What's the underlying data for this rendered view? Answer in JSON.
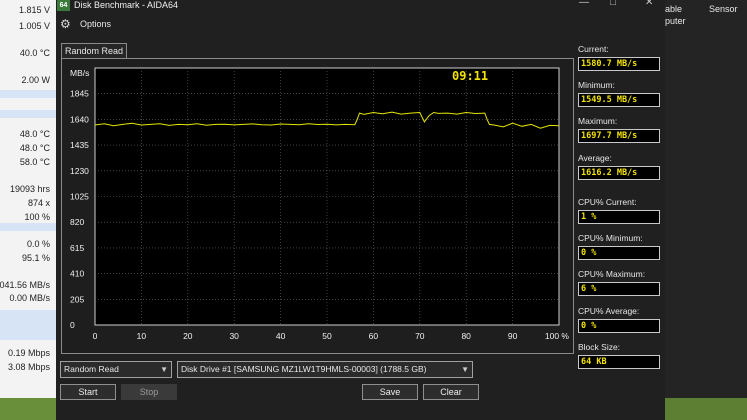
{
  "window": {
    "app_icon_text": "64",
    "title": "Disk Benchmark - AIDA64",
    "options_label": "Options"
  },
  "left_panel": {
    "values": [
      "1.815 V",
      "1.005 V",
      "40.0 °C",
      "2.00 W",
      "48.0 °C",
      "48.0 °C",
      "58.0 °C",
      "19093 hrs",
      "874 x",
      "100 %",
      "0.0 %",
      "95.1 %",
      "041.56 MB/s",
      "0.00 MB/s",
      "0.19 Mbps",
      "3.08 Mbps"
    ]
  },
  "right_panel": {
    "col1_line1": "able",
    "col1_line2": "puter",
    "col2": "Sensor"
  },
  "tab": {
    "label": "Random Read"
  },
  "chart_data": {
    "type": "line",
    "ylabel": "MB/s",
    "time_label": "09:11",
    "yticks": [
      0,
      205,
      410,
      615,
      820,
      1025,
      1230,
      1435,
      1640,
      1845
    ],
    "xticks": [
      "0",
      "10",
      "20",
      "30",
      "40",
      "50",
      "60",
      "70",
      "80",
      "90",
      "100 %"
    ],
    "xlim": [
      0,
      100
    ],
    "ylim": [
      0,
      2050
    ],
    "line_color": "#e6e600",
    "grid": true,
    "series": [
      {
        "x": [
          0,
          2,
          4,
          6,
          8,
          10,
          12,
          14,
          16,
          18,
          20,
          22,
          24,
          26,
          28,
          30,
          32,
          34,
          36,
          38,
          40,
          42,
          44,
          46,
          48,
          50,
          52,
          54,
          56,
          56.5,
          57,
          58,
          60,
          62,
          64,
          66,
          68,
          70,
          71,
          72,
          73,
          74,
          76,
          78,
          80,
          82,
          84,
          84.5,
          85,
          86,
          88,
          90,
          92,
          94,
          96,
          98,
          100
        ],
        "y": [
          1595,
          1605,
          1590,
          1600,
          1610,
          1595,
          1600,
          1605,
          1592,
          1600,
          1598,
          1606,
          1594,
          1600,
          1602,
          1596,
          1600,
          1604,
          1598,
          1595,
          1603,
          1600,
          1597,
          1605,
          1599,
          1601,
          1596,
          1600,
          1598,
          1640,
          1690,
          1680,
          1695,
          1685,
          1698,
          1682,
          1690,
          1695,
          1620,
          1670,
          1695,
          1688,
          1690,
          1682,
          1695,
          1687,
          1690,
          1640,
          1600,
          1595,
          1580,
          1610,
          1585,
          1600,
          1570,
          1592,
          1590
        ]
      }
    ]
  },
  "stats": {
    "current_label": "Current:",
    "current_value": "1580.7 MB/s",
    "minimum_label": "Minimum:",
    "minimum_value": "1549.5 MB/s",
    "maximum_label": "Maximum:",
    "maximum_value": "1697.7 MB/s",
    "average_label": "Average:",
    "average_value": "1616.2 MB/s",
    "cpu_current_label": "CPU% Current:",
    "cpu_current_value": "1 %",
    "cpu_minimum_label": "CPU% Minimum:",
    "cpu_minimum_value": "0 %",
    "cpu_maximum_label": "CPU% Maximum:",
    "cpu_maximum_value": "6 %",
    "cpu_average_label": "CPU% Average:",
    "cpu_average_value": "0 %",
    "block_size_label": "Block Size:",
    "block_size_value": "64 KB"
  },
  "controls": {
    "test_select": "Random Read",
    "drive_select": "Disk Drive #1  [SAMSUNG MZ1LW1T9HMLS-00003]  (1788.5 GB)",
    "start_label": "Start",
    "stop_label": "Stop",
    "save_label": "Save",
    "clear_label": "Clear"
  },
  "icons": [
    "options-icon",
    "dropdown-arrow-icon",
    "minimize-icon",
    "maximize-icon",
    "close-icon"
  ]
}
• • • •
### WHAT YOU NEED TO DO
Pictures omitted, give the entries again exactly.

### EXERCISE ANSWER
What's the underlying data for this rendered view? Answer in JSON.
{
  "window": {
    "app_icon_text": "64",
    "title": "Disk Benchmark - AIDA64",
    "options_label": "Options"
  },
  "left_panel": {
    "values": [
      "1.815 V",
      "1.005 V",
      "40.0 °C",
      "2.00 W",
      "48.0 °C",
      "48.0 °C",
      "58.0 °C",
      "19093 hrs",
      "874 x",
      "100 %",
      "0.0 %",
      "95.1 %",
      "041.56 MB/s",
      "0.00 MB/s",
      "0.19 Mbps",
      "3.08 Mbps"
    ]
  },
  "right_panel": {
    "col1_line1": "able",
    "col1_line2": "puter",
    "col2": "Sensor"
  },
  "tab": {
    "label": "Random Read"
  },
  "chart_data": {
    "type": "line",
    "ylabel": "MB/s",
    "time_label": "09:11",
    "yticks": [
      0,
      205,
      410,
      615,
      820,
      1025,
      1230,
      1435,
      1640,
      1845
    ],
    "xticks": [
      "0",
      "10",
      "20",
      "30",
      "40",
      "50",
      "60",
      "70",
      "80",
      "90",
      "100 %"
    ],
    "xlim": [
      0,
      100
    ],
    "ylim": [
      0,
      2050
    ],
    "line_color": "#e6e600",
    "grid": true,
    "series": [
      {
        "x": [
          0,
          2,
          4,
          6,
          8,
          10,
          12,
          14,
          16,
          18,
          20,
          22,
          24,
          26,
          28,
          30,
          32,
          34,
          36,
          38,
          40,
          42,
          44,
          46,
          48,
          50,
          52,
          54,
          56,
          56.5,
          57,
          58,
          60,
          62,
          64,
          66,
          68,
          70,
          71,
          72,
          73,
          74,
          76,
          78,
          80,
          82,
          84,
          84.5,
          85,
          86,
          88,
          90,
          92,
          94,
          96,
          98,
          100
        ],
        "y": [
          1595,
          1605,
          1590,
          1600,
          1610,
          1595,
          1600,
          1605,
          1592,
          1600,
          1598,
          1606,
          1594,
          1600,
          1602,
          1596,
          1600,
          1604,
          1598,
          1595,
          1603,
          1600,
          1597,
          1605,
          1599,
          1601,
          1596,
          1600,
          1598,
          1640,
          1690,
          1680,
          1695,
          1685,
          1698,
          1682,
          1690,
          1695,
          1620,
          1670,
          1695,
          1688,
          1690,
          1682,
          1695,
          1687,
          1690,
          1640,
          1600,
          1595,
          1580,
          1610,
          1585,
          1600,
          1570,
          1592,
          1590
        ]
      }
    ]
  },
  "stats": {
    "current_label": "Current:",
    "current_value": "1580.7 MB/s",
    "minimum_label": "Minimum:",
    "minimum_value": "1549.5 MB/s",
    "maximum_label": "Maximum:",
    "maximum_value": "1697.7 MB/s",
    "average_label": "Average:",
    "average_value": "1616.2 MB/s",
    "cpu_current_label": "CPU% Current:",
    "cpu_current_value": "1 %",
    "cpu_minimum_label": "CPU% Minimum:",
    "cpu_minimum_value": "0 %",
    "cpu_maximum_label": "CPU% Maximum:",
    "cpu_maximum_value": "6 %",
    "cpu_average_label": "CPU% Average:",
    "cpu_average_value": "0 %",
    "block_size_label": "Block Size:",
    "block_size_value": "64 KB"
  },
  "controls": {
    "test_select": "Random Read",
    "drive_select": "Disk Drive #1  [SAMSUNG MZ1LW1T9HMLS-00003]  (1788.5 GB)",
    "start_label": "Start",
    "stop_label": "Stop",
    "save_label": "Save",
    "clear_label": "Clear"
  },
  "icons": [
    "options-icon",
    "dropdown-arrow-icon",
    "minimize-icon",
    "maximize-icon",
    "close-icon"
  ]
}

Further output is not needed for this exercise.